Collected data:

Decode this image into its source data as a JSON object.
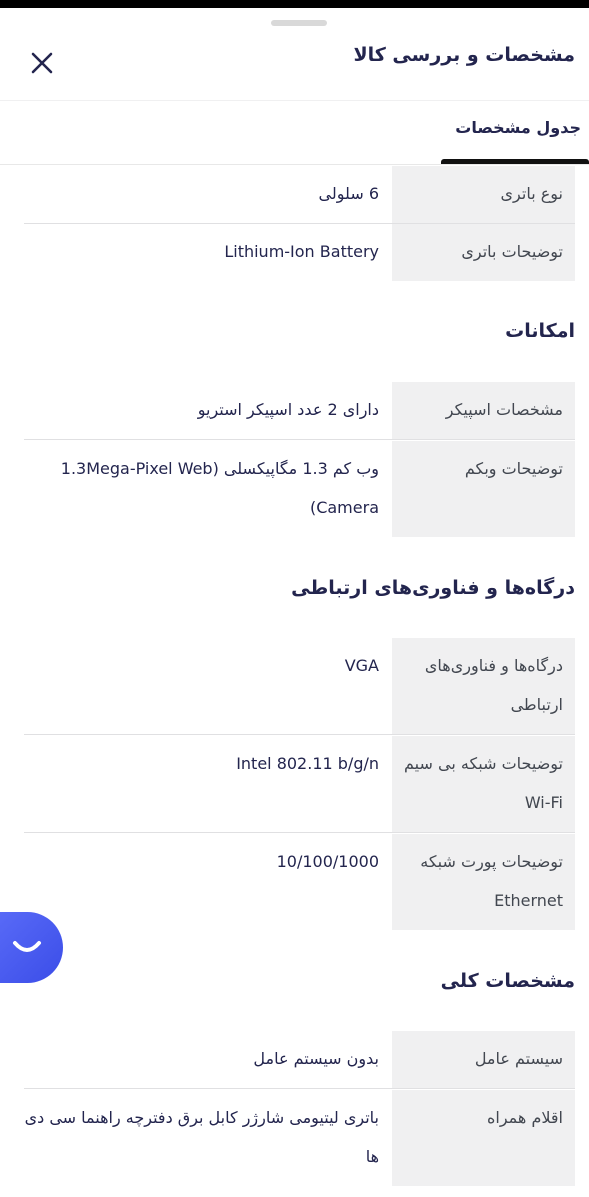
{
  "sheet": {
    "title": "مشخصات و بررسی کالا"
  },
  "tabs": [
    {
      "label": "جدول مشخصات",
      "active": true
    }
  ],
  "rows_battery": [
    {
      "key": "نوع باتری",
      "value": "6 سلولی"
    },
    {
      "key": "توضیحات باتری",
      "value": "Lithium-Ion Battery"
    }
  ],
  "sections": [
    {
      "title": "امکانات",
      "rows": [
        {
          "key": "مشخصات اسپیکر",
          "value": "دارای 2 عدد اسپیکر استریو"
        },
        {
          "key": "توضیحات وبکم",
          "value": "وب کم 1.3 مگاپیکسلی (1.3Mega-Pixel Web Camera)"
        }
      ]
    },
    {
      "title": "درگاه‌ها و فناوری‌های ارتباطی",
      "rows": [
        {
          "key": "درگاه‌ها و فناوری‌های ارتباطی",
          "value": "VGA"
        },
        {
          "key": "توضیحات شبکه بی سیم Wi-Fi",
          "value": "Intel 802.11 b/g/n"
        },
        {
          "key": "توضیحات پورت شبکه Ethernet",
          "value": "10/100/1000"
        }
      ]
    },
    {
      "title": "مشخصات کلی",
      "rows": [
        {
          "key": "سیستم عامل",
          "value": "بدون سیستم عامل"
        },
        {
          "key": "اقلام همراه",
          "value": "باتری لیتیومی شارژر کابل برق دفترچه راهنما سی دی ها"
        }
      ]
    }
  ],
  "colors": {
    "title": "#23254e",
    "key_bg": "#f0f0f1",
    "fab": "#4a5cf0"
  },
  "icons": {
    "close": "close-icon",
    "chat": "chat-smile-icon"
  }
}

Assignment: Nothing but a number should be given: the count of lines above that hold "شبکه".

Answer space: 2